  • Contact information has nothing to do on the cover picture. You can store these in your artist profiles.
  • Advertising messages belong on banners but not on covers. So don’t post messages like “buy my album now” or messages like “available now”.
  • Also the product format must not be mentioned, e.g. CD, vinyl or digital.
  • Exept your own and your label’s, logos don’t belong on the cover. Especially not those of shops like Spotify, iTunes, Amazon etc.. It must also not be mentioned in the text (e.g. Now available at Spotify).
  • Barcodes: These belong on the back of a physical product and not on the cover of a digital release.
  • It’s also not allowed to put the price of the release on the cover picture (now only 1 Euro). Also forbidden are references like “Free”.
  • Pornographic images and other obscenities will also be rejected.
  • Right-wing extremist artworks will not only be rejected, the artist will also be banned for life at iGroove.

After these many prohibitions now some things you may do, to loosen up the situation:
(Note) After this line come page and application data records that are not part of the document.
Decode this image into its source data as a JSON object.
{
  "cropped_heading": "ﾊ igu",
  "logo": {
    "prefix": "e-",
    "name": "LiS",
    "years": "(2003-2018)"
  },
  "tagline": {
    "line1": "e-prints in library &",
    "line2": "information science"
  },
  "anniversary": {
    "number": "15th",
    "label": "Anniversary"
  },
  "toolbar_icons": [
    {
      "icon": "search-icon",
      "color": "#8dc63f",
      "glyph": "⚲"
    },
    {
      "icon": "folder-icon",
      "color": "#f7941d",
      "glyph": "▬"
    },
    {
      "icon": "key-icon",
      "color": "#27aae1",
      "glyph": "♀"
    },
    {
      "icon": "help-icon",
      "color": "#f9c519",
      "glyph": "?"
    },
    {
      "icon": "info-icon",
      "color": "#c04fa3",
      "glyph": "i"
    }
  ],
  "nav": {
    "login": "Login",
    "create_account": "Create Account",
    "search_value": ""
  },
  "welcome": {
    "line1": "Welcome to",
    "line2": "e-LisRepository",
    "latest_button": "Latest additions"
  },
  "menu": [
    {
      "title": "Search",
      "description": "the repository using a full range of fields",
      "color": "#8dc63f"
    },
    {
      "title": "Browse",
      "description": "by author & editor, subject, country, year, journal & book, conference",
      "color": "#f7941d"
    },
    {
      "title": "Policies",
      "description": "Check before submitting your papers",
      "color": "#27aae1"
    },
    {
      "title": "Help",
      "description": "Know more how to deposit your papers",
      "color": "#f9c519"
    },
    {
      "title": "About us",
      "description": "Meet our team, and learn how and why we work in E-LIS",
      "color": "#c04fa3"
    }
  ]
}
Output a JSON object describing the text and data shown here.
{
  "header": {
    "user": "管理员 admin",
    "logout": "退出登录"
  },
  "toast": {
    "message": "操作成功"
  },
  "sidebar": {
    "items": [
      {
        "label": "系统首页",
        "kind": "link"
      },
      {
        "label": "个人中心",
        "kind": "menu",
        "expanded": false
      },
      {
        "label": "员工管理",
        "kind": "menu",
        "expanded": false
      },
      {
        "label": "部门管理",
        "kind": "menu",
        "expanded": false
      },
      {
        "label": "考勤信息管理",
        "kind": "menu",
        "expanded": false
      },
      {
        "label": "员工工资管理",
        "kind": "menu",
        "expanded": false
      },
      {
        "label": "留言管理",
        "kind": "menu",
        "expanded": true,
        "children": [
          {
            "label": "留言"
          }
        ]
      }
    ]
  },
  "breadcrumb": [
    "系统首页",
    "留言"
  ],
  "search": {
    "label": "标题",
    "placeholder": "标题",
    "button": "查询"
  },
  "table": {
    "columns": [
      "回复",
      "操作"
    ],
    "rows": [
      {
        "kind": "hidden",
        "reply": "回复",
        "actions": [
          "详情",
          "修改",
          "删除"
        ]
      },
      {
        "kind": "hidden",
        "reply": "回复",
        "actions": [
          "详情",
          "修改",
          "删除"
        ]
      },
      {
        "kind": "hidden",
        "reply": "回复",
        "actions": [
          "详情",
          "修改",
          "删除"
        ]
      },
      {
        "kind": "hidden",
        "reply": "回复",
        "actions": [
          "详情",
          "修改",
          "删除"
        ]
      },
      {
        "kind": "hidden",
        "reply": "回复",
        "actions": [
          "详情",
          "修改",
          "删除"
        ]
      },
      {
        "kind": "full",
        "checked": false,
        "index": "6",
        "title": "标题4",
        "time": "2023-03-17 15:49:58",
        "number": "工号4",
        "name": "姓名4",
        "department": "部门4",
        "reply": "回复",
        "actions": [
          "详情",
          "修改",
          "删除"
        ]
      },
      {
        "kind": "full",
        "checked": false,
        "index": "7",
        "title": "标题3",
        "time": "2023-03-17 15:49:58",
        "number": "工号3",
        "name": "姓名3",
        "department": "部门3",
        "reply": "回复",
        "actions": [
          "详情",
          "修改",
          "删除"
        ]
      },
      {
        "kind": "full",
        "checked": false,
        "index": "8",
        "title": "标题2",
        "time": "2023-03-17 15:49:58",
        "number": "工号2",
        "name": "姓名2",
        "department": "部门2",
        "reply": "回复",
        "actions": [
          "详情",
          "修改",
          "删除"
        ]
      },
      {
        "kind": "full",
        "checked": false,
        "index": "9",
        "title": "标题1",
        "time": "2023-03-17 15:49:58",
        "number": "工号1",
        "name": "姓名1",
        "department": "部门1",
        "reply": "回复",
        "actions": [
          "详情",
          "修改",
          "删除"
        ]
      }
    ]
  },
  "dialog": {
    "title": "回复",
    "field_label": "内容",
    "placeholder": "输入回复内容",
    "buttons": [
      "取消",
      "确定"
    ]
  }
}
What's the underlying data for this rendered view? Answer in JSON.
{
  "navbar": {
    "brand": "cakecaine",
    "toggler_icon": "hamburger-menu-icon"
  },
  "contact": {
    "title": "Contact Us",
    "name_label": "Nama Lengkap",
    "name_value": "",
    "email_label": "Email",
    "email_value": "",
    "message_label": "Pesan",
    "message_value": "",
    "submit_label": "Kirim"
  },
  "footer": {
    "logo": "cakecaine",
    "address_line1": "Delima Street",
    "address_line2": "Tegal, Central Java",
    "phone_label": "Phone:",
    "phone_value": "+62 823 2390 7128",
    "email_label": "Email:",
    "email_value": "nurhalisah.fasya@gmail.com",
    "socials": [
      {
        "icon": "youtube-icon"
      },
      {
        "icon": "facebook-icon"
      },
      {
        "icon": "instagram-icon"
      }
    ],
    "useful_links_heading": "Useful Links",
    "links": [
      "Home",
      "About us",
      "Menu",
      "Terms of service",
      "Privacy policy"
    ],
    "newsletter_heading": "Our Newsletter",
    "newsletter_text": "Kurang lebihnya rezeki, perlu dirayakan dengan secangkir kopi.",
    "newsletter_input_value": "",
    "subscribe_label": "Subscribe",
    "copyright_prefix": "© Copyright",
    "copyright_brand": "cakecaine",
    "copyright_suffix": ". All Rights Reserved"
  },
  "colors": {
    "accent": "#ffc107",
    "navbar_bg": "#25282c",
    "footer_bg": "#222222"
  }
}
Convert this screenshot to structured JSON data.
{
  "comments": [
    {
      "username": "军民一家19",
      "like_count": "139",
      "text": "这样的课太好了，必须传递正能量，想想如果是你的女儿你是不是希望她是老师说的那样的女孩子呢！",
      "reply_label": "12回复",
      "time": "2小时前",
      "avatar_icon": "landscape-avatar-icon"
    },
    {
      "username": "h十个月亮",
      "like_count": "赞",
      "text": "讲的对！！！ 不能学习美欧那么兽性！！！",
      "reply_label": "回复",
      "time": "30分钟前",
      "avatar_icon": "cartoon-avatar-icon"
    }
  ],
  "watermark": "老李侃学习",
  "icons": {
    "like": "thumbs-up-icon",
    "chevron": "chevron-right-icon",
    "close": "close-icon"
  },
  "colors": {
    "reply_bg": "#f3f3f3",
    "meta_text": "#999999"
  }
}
  • There are also various rules for album and song titles (e.g. not everything may be written in capital letters). “But Kendrick is allowed to do that too! – You are not Kendrick”). The good news is: On the cover you can write everything as you like.
  • As mentioned above, each release needs a separate cover. However, it is allowed to use the same image several times as long as the text change (e.g. for singles).
  • It is also possible to upload a cover without any text. This image must not be used a second time unless text is added.
  • Under certain conditions it’s allowed to put the name of the artist you cover (the cover topic is tricky but we already had that…) on the cover if: :
  • – It’s a tribute release and not just a one-off cover
  • – Your artist name is noted larger than the one you cover
  • – The note “Tribute to” is larger written than the name of the covered artist
  • If you want to release a karaoke release (our tip: don’t do it) you have to add following to the cover: “Originally performed by ….”.

Our last tip: Don’t just tinker something on any programs yourself but get a professional! Not only for creative reasons it is worth working with a graphic designer, but also to avoid unnecessary delays due to poor quality of the artwork.